6.Lack of focus, synergy and continuity among civil society organisations have helped to shrink the space principally due to weak mentorship from first generation NGOs practitioners.
7.Majority of civil society stakeholders are not aware of their roles in protecting and expanding civic space in Nigeria.
Participants at the roundtable recommended the following as a way out of the problems;
1.NGOs should be professional in their programming, avoid drawing attentions to themselves and should as a matter of urgency mainstream accountability into their programmes.
2.Diversity of actors in the civic space is needful for growth, as such civil society organizations should learn to be membership based; to fast-track connection with local communities.
3.Strengthening locally based civil society Organisations to be independent and develop their capacities to function more effectively.
4.Civil society organisations and indeed all citizens should be vigilant on policies and reforms that may impinge on open civic space in Nigeria and endeavour to plan their intervention around instruments and legislations that exists.
5.All civil society organization should be committed to promoting civic education across the Country, thematic focus notwithstanding.
6.Information need to be analyze, to become knowledge, to be used for organization and mobilization.
7.Civil society actors can participate in politics and governance without necessarily contesting an elective election.
8.There is the need for civil societies to continue to speak with one voice and in unism.
Participants at the roundtable commended CIVICUS Innovation for change and the African Centre for Leadership, Strategy and development for putting together the roundtable.
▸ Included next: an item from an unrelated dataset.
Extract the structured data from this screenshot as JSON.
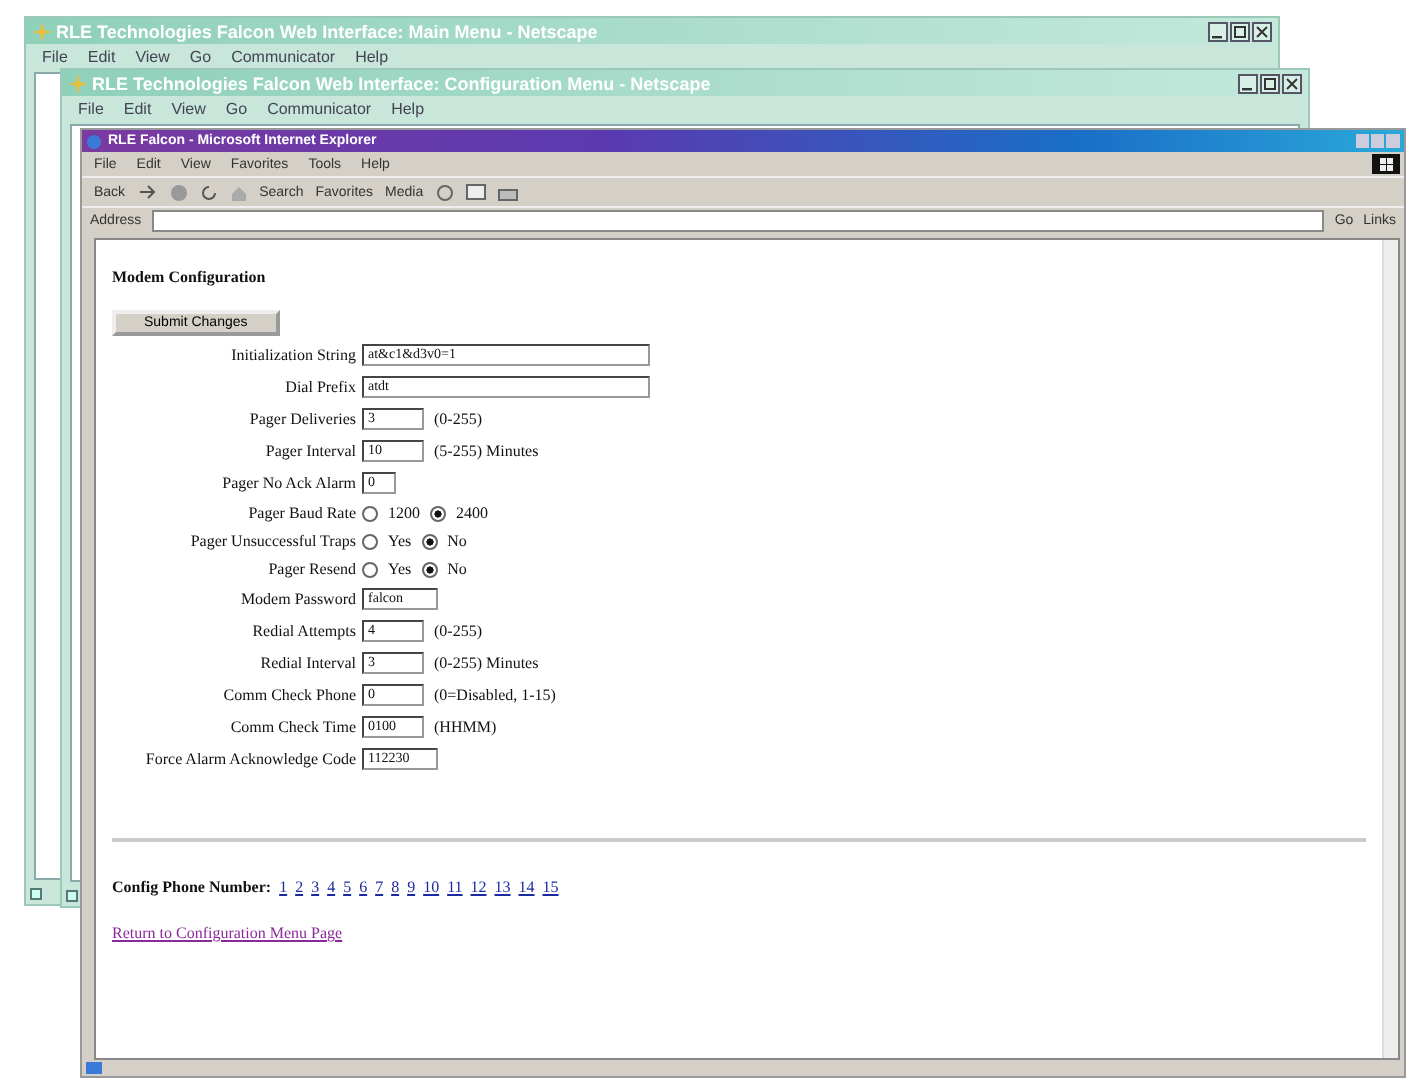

They committed to ensuring reconnection with the citizens and communities to organized and mobilize to ensure the widening of the civic space in Nigeria and beyond.
1. Monday Osasah – African Centre for Leadership, Strategy & Development (Centre LSD)
2. Tim Aniebonam – Global Agenda for Total Emancipation (GATE)
3. Kingsley Nnajiake – Centre for Social Justice
4. Bisola Bisuga – Whistle Blowers International Foundation
5. Funmi Dayo-Olaide – BudgiT
6. Onose Martha- Community Empowerment and Development Initiative, Delta State
7. Edewor Egedegbe- Value Rebirth & Empowerment Initiative (VREI), Delta State
8. Hule Richard – TBNETWORK, Delta State
9. Joy Igwe-Okoye- ANEEJ
10. Rachael Misan-Ruppee- Development Initiative for Community Impact (DICI)
11. Busayo o. Moraking- Connected Development CODE
12. Bethel Yaw- Centre For Family Health Initiative
13. Kingsley Nnajioke- Centre For Social Justice
14. Adamu Moses- Centre For Democracy and Development CDD
15. Minof Duanwa- Partners West Africa Nigeria (PWAN)
16. Ginikanwa Franklin J- Harden Not Your Heart Peace Foundation
17. Ogunsrup Ade- Enough Is Enough Nigeria
18. GAI Cliff- WEP-Nigeria
19. Omeni Jennifer- Rural Women Foundation (RWF)
20. Frank Tie Tie-Citizens Advocacy for Social and Economic Rights